FASB has come up with a list of new disclosures to be effective in financial statements for fiscal years that end after Nov. 15, 2008, in order to help investors get a grip on the financial implications for companies that have sold credit default swaps,
Credit Default swaps are derivative contracts in which one counter party (the buyer of protection) pays a premium to a second party (the seller of protection) for taking credit risk of an issuer or a security (the reference issuer). The second party makes no payments unless a specified credit event occurs like failure to pay, bankruptcy or debt restructuring for a specified reference asset. If the Reference Issuer suffers a “credit event,” then the seller of protection pays the loss on the Reference Security to the buyer, to the extent of the notional amount of the CDS and the swap then terminates.
The new standard introduced by FASB eliminates an odd inconsistency between two existing accounting standards.
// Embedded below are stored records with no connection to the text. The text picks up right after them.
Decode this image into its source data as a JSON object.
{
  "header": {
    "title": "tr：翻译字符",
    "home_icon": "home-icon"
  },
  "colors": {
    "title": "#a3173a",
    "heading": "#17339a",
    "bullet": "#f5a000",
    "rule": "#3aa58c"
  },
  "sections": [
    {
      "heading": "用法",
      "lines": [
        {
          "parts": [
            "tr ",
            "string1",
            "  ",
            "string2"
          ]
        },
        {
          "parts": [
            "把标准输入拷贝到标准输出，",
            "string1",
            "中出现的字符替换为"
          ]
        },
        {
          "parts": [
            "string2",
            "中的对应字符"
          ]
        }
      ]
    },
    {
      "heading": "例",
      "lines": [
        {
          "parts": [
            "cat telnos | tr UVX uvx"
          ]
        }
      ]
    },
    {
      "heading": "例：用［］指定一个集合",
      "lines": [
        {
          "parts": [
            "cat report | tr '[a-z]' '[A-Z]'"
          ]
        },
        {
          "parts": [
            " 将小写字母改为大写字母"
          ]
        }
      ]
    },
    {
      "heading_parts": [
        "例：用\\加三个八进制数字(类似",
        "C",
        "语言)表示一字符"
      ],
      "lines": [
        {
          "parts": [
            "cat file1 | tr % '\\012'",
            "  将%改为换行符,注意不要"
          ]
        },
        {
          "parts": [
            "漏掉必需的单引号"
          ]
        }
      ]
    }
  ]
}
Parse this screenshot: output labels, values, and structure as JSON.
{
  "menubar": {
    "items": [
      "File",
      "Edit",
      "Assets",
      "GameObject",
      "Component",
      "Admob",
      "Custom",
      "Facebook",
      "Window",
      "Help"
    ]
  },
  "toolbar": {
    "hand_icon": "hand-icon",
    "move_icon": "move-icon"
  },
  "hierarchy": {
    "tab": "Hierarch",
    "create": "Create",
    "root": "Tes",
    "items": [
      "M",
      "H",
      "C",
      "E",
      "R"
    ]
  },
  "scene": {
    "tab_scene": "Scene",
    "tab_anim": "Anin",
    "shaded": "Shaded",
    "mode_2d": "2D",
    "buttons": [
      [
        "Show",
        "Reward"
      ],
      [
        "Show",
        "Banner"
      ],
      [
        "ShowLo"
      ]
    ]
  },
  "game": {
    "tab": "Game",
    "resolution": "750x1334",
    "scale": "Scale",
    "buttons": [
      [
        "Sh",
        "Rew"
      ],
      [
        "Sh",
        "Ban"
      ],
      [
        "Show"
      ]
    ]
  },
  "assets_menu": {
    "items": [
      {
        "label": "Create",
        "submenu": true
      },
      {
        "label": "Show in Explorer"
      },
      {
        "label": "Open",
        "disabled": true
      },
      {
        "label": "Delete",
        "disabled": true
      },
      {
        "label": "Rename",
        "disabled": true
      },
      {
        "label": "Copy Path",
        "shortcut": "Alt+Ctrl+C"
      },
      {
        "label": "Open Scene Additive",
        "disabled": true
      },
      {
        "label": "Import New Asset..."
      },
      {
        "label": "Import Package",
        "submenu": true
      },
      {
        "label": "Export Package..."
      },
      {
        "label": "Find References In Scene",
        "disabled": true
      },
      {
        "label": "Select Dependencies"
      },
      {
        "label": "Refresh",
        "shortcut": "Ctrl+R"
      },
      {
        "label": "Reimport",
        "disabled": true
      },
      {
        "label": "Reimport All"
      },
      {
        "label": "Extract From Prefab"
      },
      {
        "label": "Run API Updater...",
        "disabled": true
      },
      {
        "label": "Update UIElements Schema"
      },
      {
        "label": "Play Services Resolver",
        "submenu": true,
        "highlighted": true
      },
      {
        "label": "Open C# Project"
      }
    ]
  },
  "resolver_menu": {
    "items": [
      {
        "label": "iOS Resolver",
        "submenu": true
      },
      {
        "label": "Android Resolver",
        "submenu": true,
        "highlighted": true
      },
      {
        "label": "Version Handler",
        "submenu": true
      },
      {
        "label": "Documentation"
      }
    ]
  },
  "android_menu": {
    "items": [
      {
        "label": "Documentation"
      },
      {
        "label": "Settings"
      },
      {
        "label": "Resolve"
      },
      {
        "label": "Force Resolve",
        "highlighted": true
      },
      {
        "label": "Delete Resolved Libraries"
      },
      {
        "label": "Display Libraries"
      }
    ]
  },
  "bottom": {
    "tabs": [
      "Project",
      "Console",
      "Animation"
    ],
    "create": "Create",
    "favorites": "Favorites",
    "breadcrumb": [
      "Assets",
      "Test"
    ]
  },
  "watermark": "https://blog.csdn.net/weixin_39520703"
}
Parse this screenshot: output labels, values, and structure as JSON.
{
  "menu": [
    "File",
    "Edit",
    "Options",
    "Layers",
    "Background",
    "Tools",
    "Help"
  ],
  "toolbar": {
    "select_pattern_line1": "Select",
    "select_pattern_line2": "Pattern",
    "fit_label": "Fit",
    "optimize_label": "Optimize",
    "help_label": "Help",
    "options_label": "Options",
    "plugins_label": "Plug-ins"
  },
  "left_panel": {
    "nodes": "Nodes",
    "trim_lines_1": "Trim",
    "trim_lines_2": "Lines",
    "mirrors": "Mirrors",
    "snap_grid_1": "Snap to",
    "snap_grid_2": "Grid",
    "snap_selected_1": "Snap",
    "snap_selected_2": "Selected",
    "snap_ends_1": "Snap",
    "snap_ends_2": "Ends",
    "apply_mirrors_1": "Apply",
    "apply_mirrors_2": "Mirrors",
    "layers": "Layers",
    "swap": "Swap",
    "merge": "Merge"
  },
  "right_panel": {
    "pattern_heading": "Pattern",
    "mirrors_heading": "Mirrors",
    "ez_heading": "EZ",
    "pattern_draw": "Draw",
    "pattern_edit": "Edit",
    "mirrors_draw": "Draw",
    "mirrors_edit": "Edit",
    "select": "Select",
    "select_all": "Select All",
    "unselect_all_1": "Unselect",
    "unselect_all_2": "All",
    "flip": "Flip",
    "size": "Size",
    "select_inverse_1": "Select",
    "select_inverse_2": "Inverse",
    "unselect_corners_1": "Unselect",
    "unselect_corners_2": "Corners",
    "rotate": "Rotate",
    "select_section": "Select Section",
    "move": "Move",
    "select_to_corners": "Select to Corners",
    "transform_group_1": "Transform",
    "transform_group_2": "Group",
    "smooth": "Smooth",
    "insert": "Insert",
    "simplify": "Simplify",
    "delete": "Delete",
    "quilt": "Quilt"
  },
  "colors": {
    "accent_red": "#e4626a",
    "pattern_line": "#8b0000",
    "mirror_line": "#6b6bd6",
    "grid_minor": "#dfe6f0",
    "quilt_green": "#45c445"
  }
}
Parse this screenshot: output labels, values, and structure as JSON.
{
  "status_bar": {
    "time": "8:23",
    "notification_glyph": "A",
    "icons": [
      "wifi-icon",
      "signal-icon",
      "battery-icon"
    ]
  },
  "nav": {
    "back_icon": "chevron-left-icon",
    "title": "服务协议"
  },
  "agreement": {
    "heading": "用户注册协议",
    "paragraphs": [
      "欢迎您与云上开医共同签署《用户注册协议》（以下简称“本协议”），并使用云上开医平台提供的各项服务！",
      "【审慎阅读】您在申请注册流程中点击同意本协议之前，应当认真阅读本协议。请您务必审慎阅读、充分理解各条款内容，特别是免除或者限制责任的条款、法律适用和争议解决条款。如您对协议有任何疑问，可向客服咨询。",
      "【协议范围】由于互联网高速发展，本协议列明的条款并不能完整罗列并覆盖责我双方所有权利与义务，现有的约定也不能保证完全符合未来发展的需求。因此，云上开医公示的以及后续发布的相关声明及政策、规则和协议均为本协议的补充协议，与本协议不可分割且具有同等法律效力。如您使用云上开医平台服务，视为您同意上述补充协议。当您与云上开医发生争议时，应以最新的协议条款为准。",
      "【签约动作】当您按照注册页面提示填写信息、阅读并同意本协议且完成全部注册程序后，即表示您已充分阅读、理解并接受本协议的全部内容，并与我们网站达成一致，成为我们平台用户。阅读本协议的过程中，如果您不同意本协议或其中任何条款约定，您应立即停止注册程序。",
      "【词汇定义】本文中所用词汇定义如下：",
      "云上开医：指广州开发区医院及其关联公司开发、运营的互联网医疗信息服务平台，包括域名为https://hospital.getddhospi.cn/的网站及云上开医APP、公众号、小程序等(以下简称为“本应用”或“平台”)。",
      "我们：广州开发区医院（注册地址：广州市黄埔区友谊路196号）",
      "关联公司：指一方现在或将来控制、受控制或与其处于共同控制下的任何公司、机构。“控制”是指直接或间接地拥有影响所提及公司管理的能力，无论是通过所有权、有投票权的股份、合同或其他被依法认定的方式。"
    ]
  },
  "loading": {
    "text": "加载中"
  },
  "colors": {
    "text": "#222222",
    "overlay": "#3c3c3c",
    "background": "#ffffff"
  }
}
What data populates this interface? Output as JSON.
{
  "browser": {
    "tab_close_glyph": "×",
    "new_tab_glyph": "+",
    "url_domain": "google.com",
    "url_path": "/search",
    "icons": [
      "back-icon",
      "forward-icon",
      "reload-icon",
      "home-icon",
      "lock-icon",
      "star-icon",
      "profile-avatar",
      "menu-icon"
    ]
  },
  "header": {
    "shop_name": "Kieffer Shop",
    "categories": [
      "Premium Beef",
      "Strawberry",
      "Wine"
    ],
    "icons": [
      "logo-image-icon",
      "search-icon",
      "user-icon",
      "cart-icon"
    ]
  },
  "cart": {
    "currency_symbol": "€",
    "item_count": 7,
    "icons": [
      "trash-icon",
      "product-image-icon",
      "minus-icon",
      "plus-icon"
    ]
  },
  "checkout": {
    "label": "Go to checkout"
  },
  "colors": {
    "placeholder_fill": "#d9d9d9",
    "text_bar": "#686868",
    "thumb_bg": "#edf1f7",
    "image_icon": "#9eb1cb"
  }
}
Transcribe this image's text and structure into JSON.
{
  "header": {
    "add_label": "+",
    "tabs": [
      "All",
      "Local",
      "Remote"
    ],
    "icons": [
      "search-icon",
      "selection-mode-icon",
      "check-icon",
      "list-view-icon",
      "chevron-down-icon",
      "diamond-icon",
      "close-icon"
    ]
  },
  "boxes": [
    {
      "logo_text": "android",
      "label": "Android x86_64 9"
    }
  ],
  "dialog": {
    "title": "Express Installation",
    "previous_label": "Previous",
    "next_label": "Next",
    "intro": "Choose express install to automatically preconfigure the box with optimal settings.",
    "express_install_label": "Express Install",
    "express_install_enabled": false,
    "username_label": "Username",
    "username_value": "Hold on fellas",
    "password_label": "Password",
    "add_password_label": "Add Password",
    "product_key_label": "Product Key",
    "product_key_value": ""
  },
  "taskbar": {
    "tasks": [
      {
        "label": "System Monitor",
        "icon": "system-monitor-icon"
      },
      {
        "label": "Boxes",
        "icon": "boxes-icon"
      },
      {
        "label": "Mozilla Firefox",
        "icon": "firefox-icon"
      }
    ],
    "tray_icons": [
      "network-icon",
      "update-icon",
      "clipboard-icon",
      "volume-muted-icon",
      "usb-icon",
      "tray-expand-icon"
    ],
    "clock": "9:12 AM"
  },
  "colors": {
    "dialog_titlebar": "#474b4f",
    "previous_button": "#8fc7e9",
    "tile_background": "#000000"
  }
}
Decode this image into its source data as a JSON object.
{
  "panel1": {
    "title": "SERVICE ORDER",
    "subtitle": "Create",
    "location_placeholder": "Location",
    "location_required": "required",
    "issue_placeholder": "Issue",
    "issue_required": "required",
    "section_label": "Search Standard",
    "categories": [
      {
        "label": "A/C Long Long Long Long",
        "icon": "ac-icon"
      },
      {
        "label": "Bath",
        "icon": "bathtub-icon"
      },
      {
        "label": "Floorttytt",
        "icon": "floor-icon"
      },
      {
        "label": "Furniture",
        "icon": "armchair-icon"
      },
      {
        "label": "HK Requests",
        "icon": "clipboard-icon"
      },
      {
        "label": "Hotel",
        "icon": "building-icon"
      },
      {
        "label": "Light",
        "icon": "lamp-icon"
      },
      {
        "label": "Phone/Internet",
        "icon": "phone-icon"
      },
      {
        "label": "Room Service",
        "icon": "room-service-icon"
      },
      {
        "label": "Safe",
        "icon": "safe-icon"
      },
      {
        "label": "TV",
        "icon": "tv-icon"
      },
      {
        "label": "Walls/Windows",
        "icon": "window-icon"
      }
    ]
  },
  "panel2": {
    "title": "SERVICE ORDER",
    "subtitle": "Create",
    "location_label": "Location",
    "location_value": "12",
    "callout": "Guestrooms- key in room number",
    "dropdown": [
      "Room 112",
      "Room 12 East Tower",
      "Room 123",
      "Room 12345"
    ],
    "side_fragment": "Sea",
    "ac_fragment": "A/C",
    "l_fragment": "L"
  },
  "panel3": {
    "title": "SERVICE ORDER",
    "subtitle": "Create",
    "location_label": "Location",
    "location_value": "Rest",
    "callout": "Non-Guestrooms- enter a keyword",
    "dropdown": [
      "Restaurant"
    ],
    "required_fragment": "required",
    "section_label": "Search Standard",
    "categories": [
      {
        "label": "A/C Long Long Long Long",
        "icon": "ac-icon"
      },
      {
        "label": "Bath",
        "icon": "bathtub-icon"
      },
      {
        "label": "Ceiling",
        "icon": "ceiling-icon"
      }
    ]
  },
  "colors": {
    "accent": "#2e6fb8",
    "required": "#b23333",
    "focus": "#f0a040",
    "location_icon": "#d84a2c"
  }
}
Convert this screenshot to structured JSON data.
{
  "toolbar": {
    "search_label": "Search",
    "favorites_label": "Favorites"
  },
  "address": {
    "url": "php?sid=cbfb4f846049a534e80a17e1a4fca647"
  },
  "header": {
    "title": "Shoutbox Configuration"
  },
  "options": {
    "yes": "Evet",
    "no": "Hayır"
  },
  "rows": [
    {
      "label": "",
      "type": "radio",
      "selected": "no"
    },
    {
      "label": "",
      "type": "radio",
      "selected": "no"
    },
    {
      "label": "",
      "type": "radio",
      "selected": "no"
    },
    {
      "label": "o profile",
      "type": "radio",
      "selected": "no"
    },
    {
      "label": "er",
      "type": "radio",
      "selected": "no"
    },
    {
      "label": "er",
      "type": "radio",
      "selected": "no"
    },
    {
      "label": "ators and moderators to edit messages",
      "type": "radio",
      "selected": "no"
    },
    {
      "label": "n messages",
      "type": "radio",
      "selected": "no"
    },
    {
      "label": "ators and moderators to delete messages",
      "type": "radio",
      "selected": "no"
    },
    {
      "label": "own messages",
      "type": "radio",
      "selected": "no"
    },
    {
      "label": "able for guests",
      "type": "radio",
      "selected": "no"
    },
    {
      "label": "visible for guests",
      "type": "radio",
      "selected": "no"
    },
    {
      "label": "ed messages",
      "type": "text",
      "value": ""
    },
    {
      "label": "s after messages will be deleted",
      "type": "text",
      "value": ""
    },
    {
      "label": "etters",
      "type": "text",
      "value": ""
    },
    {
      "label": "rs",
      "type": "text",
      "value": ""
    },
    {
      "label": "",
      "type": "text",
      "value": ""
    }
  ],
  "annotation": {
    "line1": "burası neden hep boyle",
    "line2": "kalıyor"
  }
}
One of those rules, Interpretation 45, covers financial guarantees, which hold the same risks and rewards as credit derivatives. It requires extensive disclosure of contracts in which the buyer of the insurance owns the underlying instrument it is protecting.
But if the guaranteed party does not own the asset or instrument that is insured, the protection is classified as a derivative and falls under another accounting standard viz., FAS 133, requiring no disclosure.
This weird dichotomy is sought to be eliminated by the introduction of FAS 161. The risks of financial guarantee and a credit derivative being undertaken by a firm under either of these kinds of instruments are the same.
The FASB new standard would cover sellers of CDS instruments, namely the entities that act as insurers. They would have to disclose such details as the nature and term of the credit derivative, the reason it was entered into and the current status of its payment and performance risk.
In addition, the seller would provide the amount of future payments it might be required to make, the fair value of the derivative and whether there are provisions that would allow the seller to recover money or assets from third parties to pay for the insurance coverage it has written.